You’ve spent two years working on this with Combo Breaker – a studio based in Finland. From both a practical standpoint, and a personal one, how does it compare to developing in the UK?
Game development is all about the team. The guys I am working with are all very experienced individuals with a lot of hit games between them. I spend just as much time in the office in Finland as some of the guys who live outside of Helsinki or prefer to occasionally work from home. As long as we keep talking when we are not together, on Slack mostly, things progress. Personally I am used to travelling a lot for my work, although sometimes I grow tired of it.
I have never moved myself or my family to these other countries and cities, I just outsource myself to the development team – visiting on average one or two weeks per month, and doing the rest of the work online.
What drove you to work there in the first place?
I have been working in different countries around Europe, as well as UK, for a long time now. Two years in Ukraine, six months in Turkey, five years in Poland and now two years in Finland. I go to where the work, or potential partnerships, are.
You’ve implemented VR, which is a world away from Sensi’s original top-down viewpoint. Was that a tough call to make?
It wasn’t a tough call. We are a totally cross-platform game. The viewpoint is quite zoomed out, as if you are sitting in the TV gantry viewing the game through a centre-line TV cam. Our lead programmer Jouni tried VR as an experiment over a year ago, and it looked great in about one day of trying. VR is really not the main focus of this game at all, as it represents a tiny fraction of the potential market. Nevertheless our VR is very cool. We displayed it in the London Science Museum last year and have been asked to go back again this year.
The series made a comeback on PS2 in 2006, but it felt to me like a mis-step. A decade on, how did that experience inform Sociable Soccer?
Sensible Soccer 2006 was Codemasters' attempt at turning Sensible Soccer into 3D. I worked on the game very closely right the way through as lead designer, together with David Darling and the Kuju team up in Sheffield. In my opinion the gameplay was actually pretty good – but the big heads were horrible, the forced 3D camera angle was not nice and the last-minute bug fix that sucked the ball into the goalkeeper’s hands was unbelievably bad. I really hate [saying] this but it was ‘out of my hands’ at the time.
What’s the development plan from here?

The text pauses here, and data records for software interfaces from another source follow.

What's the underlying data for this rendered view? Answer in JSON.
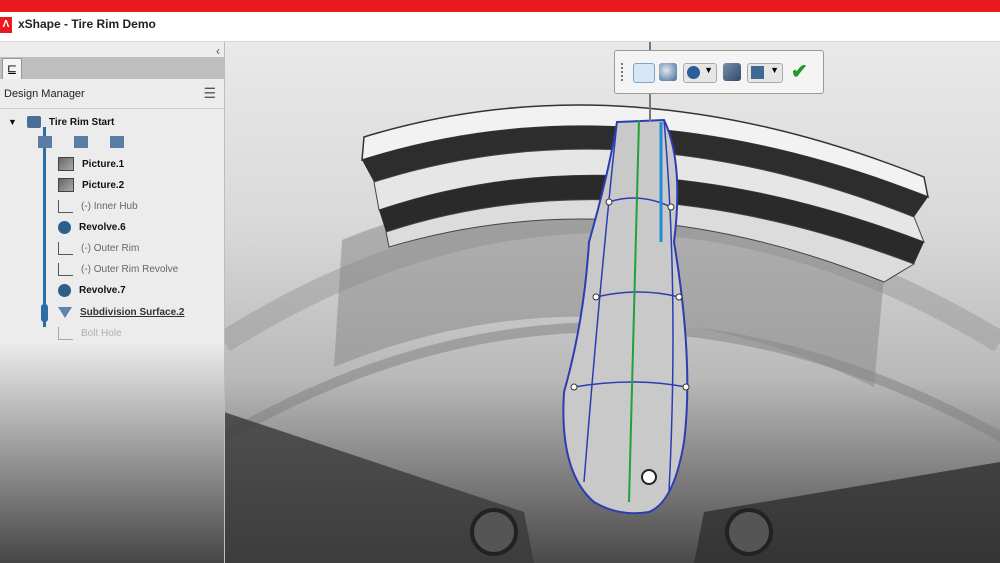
{
  "window": {
    "title": "xShape - Tire Rim Demo",
    "logo_letter": "Λ"
  },
  "panel": {
    "collapse_icon": "‹",
    "title": "Design Manager",
    "menu_icon": "☰",
    "tree_tab_icon": "tree-icon",
    "root": "Tire Rim Start",
    "items": [
      {
        "label": "Picture.1",
        "icon": "picture-icon",
        "style": "normal"
      },
      {
        "label": "Picture.2",
        "icon": "picture-icon",
        "style": "normal"
      },
      {
        "label": "(-)   Inner Hub",
        "icon": "sketch-icon",
        "style": "muted"
      },
      {
        "label": "Revolve.6",
        "icon": "revolve-icon",
        "style": "bold"
      },
      {
        "label": "(-)   Outer Rim",
        "icon": "sketch-icon",
        "style": "muted"
      },
      {
        "label": "(-)   Outer Rim Revolve",
        "icon": "sketch-icon",
        "style": "muted"
      },
      {
        "label": "Revolve.7",
        "icon": "revolve-icon",
        "style": "bold"
      },
      {
        "label": "Subdivision Surface.2",
        "icon": "subdivision-icon",
        "style": "active"
      },
      {
        "label": "Bolt Hole",
        "icon": "sketch-icon",
        "style": "muted"
      }
    ]
  },
  "toolbar": {
    "tools": [
      "display-mode-icon",
      "shading-icon",
      "sphere-view-icon",
      "render-icon",
      "cube-view-icon",
      "accept-check-icon"
    ]
  },
  "colors": {
    "accent_red": "#e8191f",
    "tree_blue": "#2f6da8",
    "cage_blue": "#2b3db0",
    "axis_green": "#22a03a"
  }
}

Content wise, the first version of Steam Early Access Sociable Soccer will be fairly similar to Sensible Soccer, with the focus bring on PvP friendlies, 67 real world competitions with over 1,000 teams to choose from, and also Boss Mode. That allows you to upgrade your own boss character by winning tournaments from all around the world. We are also putting the finishing touches to the lobby system for online play. That will be featuring at some point during Early Access, along with customisable tournaments and Online League mode, where you choose which of the 1,000 world clubs you wish to represent. You then collect, upgrade and swap around 30,000 player cards to assemble your team, before taking on fans of other clubs online.
Are you still hopeful of PS4 and Xbox One versions in 2018?
Absolutely. The only thing that will stop us is if the market uptake of the game is poor. These are the kind of pre-match nerves we are having right now.